EXERCISE PROMPT — The records below are made of lines; count those holding the word "this" and give the number only.

::: DATASET RECORDS :::

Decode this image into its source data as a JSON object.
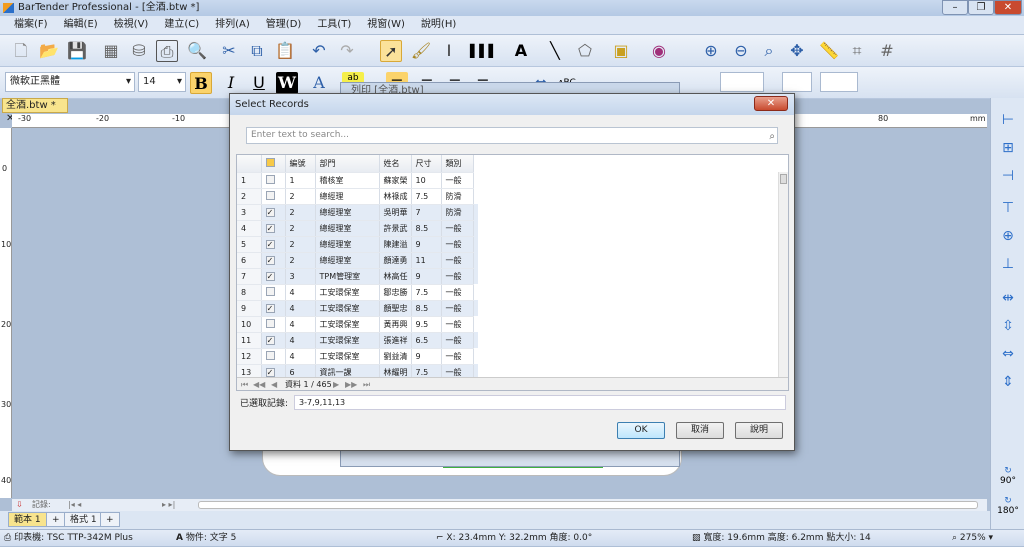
{
  "window": {
    "title": "BarTender Professional - [全酒.btw *]",
    "min": "–",
    "max": "❐",
    "close": "✕"
  },
  "menu": [
    "檔案(F)",
    "編輯(E)",
    "檢視(V)",
    "建立(C)",
    "排列(A)",
    "管理(D)",
    "工具(T)",
    "視窗(W)",
    "說明(H)"
  ],
  "format": {
    "font": "微軟正黑體",
    "size": "14",
    "bold": "B",
    "italic": "I",
    "underline": "U",
    "reverse": "W",
    "color": "A",
    "highlight": "ab",
    "shape": "ᴀBC"
  },
  "doc_tab": {
    "label": "全酒.btw *",
    "close": "✕"
  },
  "ruler": {
    "h": [
      "-30",
      "-20",
      "-10",
      "80",
      "mm"
    ],
    "v": [
      "0",
      "10",
      "20",
      "30",
      "40"
    ]
  },
  "background_dialog_title": "列印 [全酒.btw]",
  "dialog": {
    "title": "Select Records",
    "close": "✕",
    "search_placeholder": "Enter text to search...",
    "columns": [
      "編號",
      "部門",
      "姓名",
      "尺寸",
      "類別"
    ],
    "rows": [
      {
        "n": "1",
        "checked": false,
        "id": "1",
        "dept": "稽核室",
        "name": "蘇家榮",
        "size": "10",
        "type": "一般"
      },
      {
        "n": "2",
        "checked": false,
        "id": "2",
        "dept": "總經理",
        "name": "林祿成",
        "size": "7.5",
        "type": "防滑"
      },
      {
        "n": "3",
        "checked": true,
        "id": "2",
        "dept": "總經理室",
        "name": "吳明華",
        "size": "7",
        "type": "防滑"
      },
      {
        "n": "4",
        "checked": true,
        "id": "2",
        "dept": "總經理室",
        "name": "許景武",
        "size": "8.5",
        "type": "一般"
      },
      {
        "n": "5",
        "checked": true,
        "id": "2",
        "dept": "總經理室",
        "name": "陳建溢",
        "size": "9",
        "type": "一般"
      },
      {
        "n": "6",
        "checked": true,
        "id": "2",
        "dept": "總經理室",
        "name": "顏達勇",
        "size": "11",
        "type": "一般"
      },
      {
        "n": "7",
        "checked": true,
        "id": "3",
        "dept": "TPM管理室",
        "name": "林高任",
        "size": "9",
        "type": "一般"
      },
      {
        "n": "8",
        "checked": false,
        "id": "4",
        "dept": "工安環保室",
        "name": "鄒忠勝",
        "size": "7.5",
        "type": "一般"
      },
      {
        "n": "9",
        "checked": true,
        "id": "4",
        "dept": "工安環保室",
        "name": "顏聖忠",
        "size": "8.5",
        "type": "一般"
      },
      {
        "n": "10",
        "checked": false,
        "id": "4",
        "dept": "工安環保室",
        "name": "黃再興",
        "size": "9.5",
        "type": "一般"
      },
      {
        "n": "11",
        "checked": true,
        "id": "4",
        "dept": "工安環保室",
        "name": "張進祥",
        "size": "6.5",
        "type": "一般"
      },
      {
        "n": "12",
        "checked": false,
        "id": "4",
        "dept": "工安環保室",
        "name": "劉益清",
        "size": "9",
        "type": "一般"
      },
      {
        "n": "13",
        "checked": true,
        "id": "6",
        "dept": "資訊一課",
        "name": "林耀明",
        "size": "7.5",
        "type": "一般"
      }
    ],
    "nav": {
      "first": "⏮",
      "prev_page": "◀◀",
      "prev": "◀",
      "record": "資料 1 / 465",
      "next": "▶",
      "next_page": "▶▶",
      "last": "⏭"
    },
    "selected_label": "已選取記錄:",
    "selected_value": "3-7,9,11,13",
    "ok": "OK",
    "cancel": "取消",
    "help": "說明"
  },
  "bottom": {
    "records_label": "記錄:",
    "tabs": [
      "範本 1",
      "格式 1"
    ]
  },
  "status": {
    "printer": "印表機: TSC TTP-342M Plus",
    "object": "物件: 文字 5",
    "position": "X: 23.4mm  Y: 32.2mm  角度: 0.0°",
    "size": "寬度: 19.6mm  高度: 6.2mm  點大小: 14",
    "zoom": "275%"
  },
  "rotate": {
    "r90": "90°",
    "r180": "180°"
  }
}
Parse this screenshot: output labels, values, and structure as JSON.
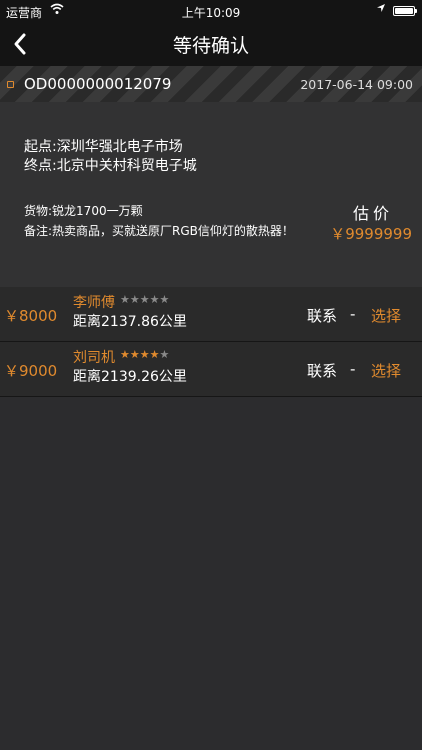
{
  "status_bar": {
    "carrier": "运营商",
    "time": "上午10:09"
  },
  "nav": {
    "title": "等待确认"
  },
  "order": {
    "id": "OD0000000012079",
    "datetime": "2017-06-14 09:00",
    "start": "起点:深圳华强北电子市场",
    "end": "终点:北京中关村科贸电子城",
    "cargo": "货物:锐龙1700一万颗",
    "note": "备注:热卖商品，买就送原厂RGB信仰灯的散热器！",
    "estimate_label": "估价",
    "estimate_price": "￥9999999"
  },
  "bids": [
    {
      "price": "￥8000",
      "driver": "李师傅",
      "rating": 0,
      "distance": "距离2137.86公里",
      "contact_label": "联系",
      "separator": "-",
      "select_label": "选择"
    },
    {
      "price": "￥9000",
      "driver": "刘司机",
      "rating": 4,
      "distance": "距离2139.26公里",
      "contact_label": "联系",
      "separator": "-",
      "select_label": "选择"
    }
  ],
  "colors": {
    "accent": "#e08a2e",
    "background": "#2c2c2e",
    "bar": "#141414"
  }
}
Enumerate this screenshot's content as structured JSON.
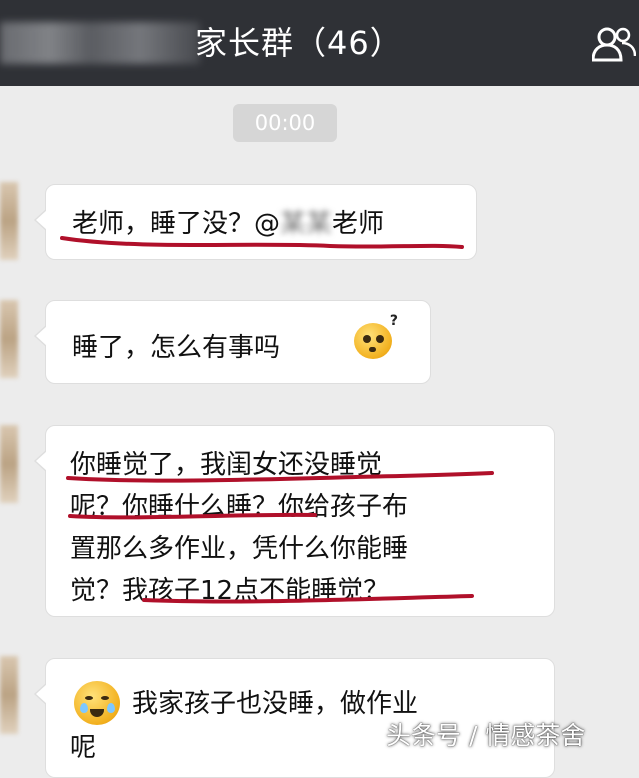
{
  "header": {
    "title_visible": "家长群（46）"
  },
  "timestamp": "00:00",
  "messages": [
    {
      "text_before": "老师，睡了没？@",
      "text_after": "老师"
    },
    {
      "text": "睡了，怎么有事吗",
      "emoji": "confused-face-emoji"
    },
    {
      "lines": [
        "你睡觉了，我闺女还没睡觉",
        "呢？你睡什么睡？你给孩子布",
        "置那么多作业，凭什么你能睡",
        "觉？我孩子12点不能睡觉？"
      ]
    },
    {
      "emoji": "crying-face-emoji",
      "lines": [
        "我家孩子也没睡，做作业",
        "呢"
      ]
    }
  ],
  "watermark": "头条号 / 情感茶舍",
  "colors": {
    "header_bg": "#2f3136",
    "chat_bg": "#ececec",
    "bubble_bg": "#ffffff",
    "underline": "#b0102a"
  }
}
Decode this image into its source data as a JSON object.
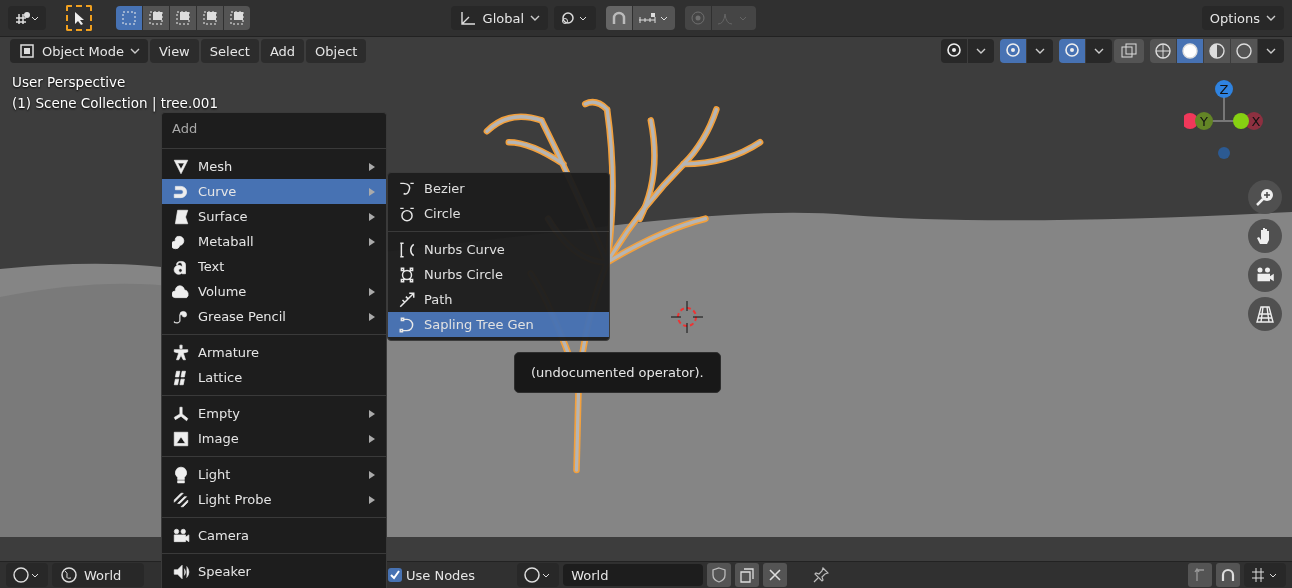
{
  "header": {
    "select_modes": [
      {
        "selected": true
      },
      {
        "selected": false
      },
      {
        "selected": false
      },
      {
        "selected": false
      },
      {
        "selected": false
      }
    ],
    "orientation": "Global",
    "snap_on": true,
    "options": "Options"
  },
  "toolbar": {
    "mode": "Object Mode",
    "menus": [
      "View",
      "Select",
      "Add",
      "Object"
    ],
    "overlay_toggles": [
      {
        "selected": false
      },
      {
        "selected": true
      },
      {
        "selected": true
      }
    ],
    "shading": [
      {
        "selected": false
      },
      {
        "selected": true
      },
      {
        "selected": false
      },
      {
        "selected": false
      }
    ]
  },
  "viewport": {
    "title": "User Perspective",
    "subtitle": "(1) Scene Collection | tree.001",
    "axes": [
      "Z",
      "Y",
      "X"
    ]
  },
  "add_menu": {
    "title": "Add",
    "groups": [
      [
        {
          "label": "Mesh",
          "submenu": true,
          "selected": false
        },
        {
          "label": "Curve",
          "submenu": true,
          "selected": true
        },
        {
          "label": "Surface",
          "submenu": true,
          "selected": false
        },
        {
          "label": "Metaball",
          "submenu": true,
          "selected": false
        },
        {
          "label": "Text",
          "submenu": false,
          "selected": false
        },
        {
          "label": "Volume",
          "submenu": true,
          "selected": false
        },
        {
          "label": "Grease Pencil",
          "submenu": true,
          "selected": false
        }
      ],
      [
        {
          "label": "Armature",
          "submenu": false,
          "selected": false
        },
        {
          "label": "Lattice",
          "submenu": false,
          "selected": false
        }
      ],
      [
        {
          "label": "Empty",
          "submenu": true,
          "selected": false
        },
        {
          "label": "Image",
          "submenu": true,
          "selected": false
        }
      ],
      [
        {
          "label": "Light",
          "submenu": true,
          "selected": false
        },
        {
          "label": "Light Probe",
          "submenu": true,
          "selected": false
        }
      ],
      [
        {
          "label": "Camera",
          "submenu": false,
          "selected": false
        }
      ],
      [
        {
          "label": "Speaker",
          "submenu": false,
          "selected": false
        }
      ]
    ]
  },
  "curve_menu": {
    "groups": [
      [
        {
          "label": "Bezier",
          "selected": false
        },
        {
          "label": "Circle",
          "selected": false
        }
      ],
      [
        {
          "label": "Nurbs Curve",
          "selected": false
        },
        {
          "label": "Nurbs Circle",
          "selected": false
        },
        {
          "label": "Path",
          "selected": false
        },
        {
          "label": "Sapling Tree Gen",
          "selected": true
        }
      ]
    ]
  },
  "tooltip": "(undocumented operator).",
  "bottom_bar": {
    "world": "World",
    "use_nodes": {
      "label": "Use Nodes",
      "checked": true
    },
    "world_field": "World"
  }
}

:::

ANSWER TO THE PROBLEM — 4